The wagon-circlers ignored evidence they already have of the president linking the issues — evidence that came from the president himself in the summary of his call with Ukrainian President Volodymyr Zelensky released by the White House.
Meanwhile, Sondland insisted it took him months to realize the Ukrainian company he was pushing to investigate had any connection to the Biden family.
He then tossed the president another lifeline: Sondland said that in their most detailed conversation on the matter, the president specifically told him not to pressure Ukraine.
It was Sept. 9 and, according to Sondland, the president was in a foul mood. "[Trump] just said, 'I want nothing. I want nothing. I want no quid pro quo,'" recalled Sondland.
Democrats insisted this exculpatory anecdote is meaningless. And not just because Sondland, a wealthy political donor-turned-diplomat, has had to correct false testimony before.
It's because by the time that conversation happened, Trump was already under some heat. A few weeks earlier, a letter from a whistleblower, dated Aug. 12, had blown open the Ukraine affair, and the Trump administration was girding itself against impending congressional investigations.
WATCH | Democrat Sean Maloney loses patience with Sondland:
'2 presumptions plus 2 presumptions'
Democrat Adam Schiff, chair of the intelligence committee, said Wednesday's details pointed to bribery and other high crimes and misdemeanours — meaning, impeachable offences — in the latest, strongest indication the Democratic-led House intends to impeach.
"The veneer has been torn away," Schiff said. "[It's a] very important moment in the history of this inquiry."
But to Republicans it was mission accomplished.
Ohio Republican Brad Wenstrup was among those who spent the afternoon emphatically brushing off the testimony as second-hand speculation.
"Ambassador Sondland, you honestly have used the words 'presumed,' 'presumption,' 'presuming,' some form of the verb 'to presume' repeatedly today," Wenstrup said.
"You see, in mathematics, two plus two does equal four. But in reality, two presumptions plus two presumptions does not equal even one fact. And the fact is the president did tell you … [there was] no quid pro quo."
And that provided Trump supporters with the raw materials they needed to re-erect their defensive wall.
Republican Jim Jordan said Ukraine got three valuable things, despite never announcing an investigation: a call with Trump; a meeting with Trump; and the delayed military aid which was unlocked Sept. 11.

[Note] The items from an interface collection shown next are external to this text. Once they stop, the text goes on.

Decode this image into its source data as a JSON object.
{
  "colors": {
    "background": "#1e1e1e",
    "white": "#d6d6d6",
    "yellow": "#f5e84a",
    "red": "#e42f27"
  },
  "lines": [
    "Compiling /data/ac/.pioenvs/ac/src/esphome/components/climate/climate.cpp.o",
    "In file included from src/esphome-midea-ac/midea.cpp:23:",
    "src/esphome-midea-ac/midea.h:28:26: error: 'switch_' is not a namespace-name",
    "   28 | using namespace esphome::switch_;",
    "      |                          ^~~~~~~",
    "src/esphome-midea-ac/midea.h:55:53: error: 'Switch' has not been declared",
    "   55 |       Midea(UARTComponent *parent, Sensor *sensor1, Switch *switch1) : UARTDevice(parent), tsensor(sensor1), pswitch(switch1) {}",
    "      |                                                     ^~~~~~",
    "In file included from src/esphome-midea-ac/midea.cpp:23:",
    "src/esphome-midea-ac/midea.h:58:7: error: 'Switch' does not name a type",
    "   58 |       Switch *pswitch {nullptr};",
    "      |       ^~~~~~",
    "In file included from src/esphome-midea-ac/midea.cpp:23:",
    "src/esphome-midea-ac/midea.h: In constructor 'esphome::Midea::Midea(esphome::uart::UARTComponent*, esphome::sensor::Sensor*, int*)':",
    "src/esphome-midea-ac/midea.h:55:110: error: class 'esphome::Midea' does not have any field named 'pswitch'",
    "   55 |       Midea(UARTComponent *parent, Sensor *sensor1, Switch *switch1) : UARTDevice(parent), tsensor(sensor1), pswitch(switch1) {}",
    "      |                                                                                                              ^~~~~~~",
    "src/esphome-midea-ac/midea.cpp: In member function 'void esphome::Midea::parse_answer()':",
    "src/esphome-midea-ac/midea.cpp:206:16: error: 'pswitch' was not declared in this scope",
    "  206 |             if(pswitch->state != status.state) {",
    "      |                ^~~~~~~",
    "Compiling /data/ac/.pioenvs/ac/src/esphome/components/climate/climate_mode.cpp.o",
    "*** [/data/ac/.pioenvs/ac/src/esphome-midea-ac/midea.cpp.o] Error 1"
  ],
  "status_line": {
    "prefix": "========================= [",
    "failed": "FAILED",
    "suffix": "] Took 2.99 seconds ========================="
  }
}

"It's not two plus two," Jordan said, mocking the witness.
"It's 0 for three."
WATCH | Republican Jim Jordan tries to get Sondland to admit that he never heard anyone explicitly mention a quid quo pro:
Within 90 minutes of his earlier, dramatic reaction, Starr was back on the air, tempering his assessment: "Extremely helpful" is how he characterized the cross-examination of Sondland.
By evening, Fox News was mocking other outlets for what it described as over-reacting to Sondland's testimony, and running sound bites of rival programs.
And it seemed once again that Republicans would keep rolling their eyes at impeachment; that Trump's overall approval rating, which has not budged in 18 months, would remain mired in cement; and that if Trump gets impeached by the House, it's almost inconceivable the Republican-led Senate will remove him.
Which would leave the issue in the hands of American voters to litigate, at the ballot box, in a general election less than a year away.
WATCH | Full highlights of Day 4 of the public impeachment hearings: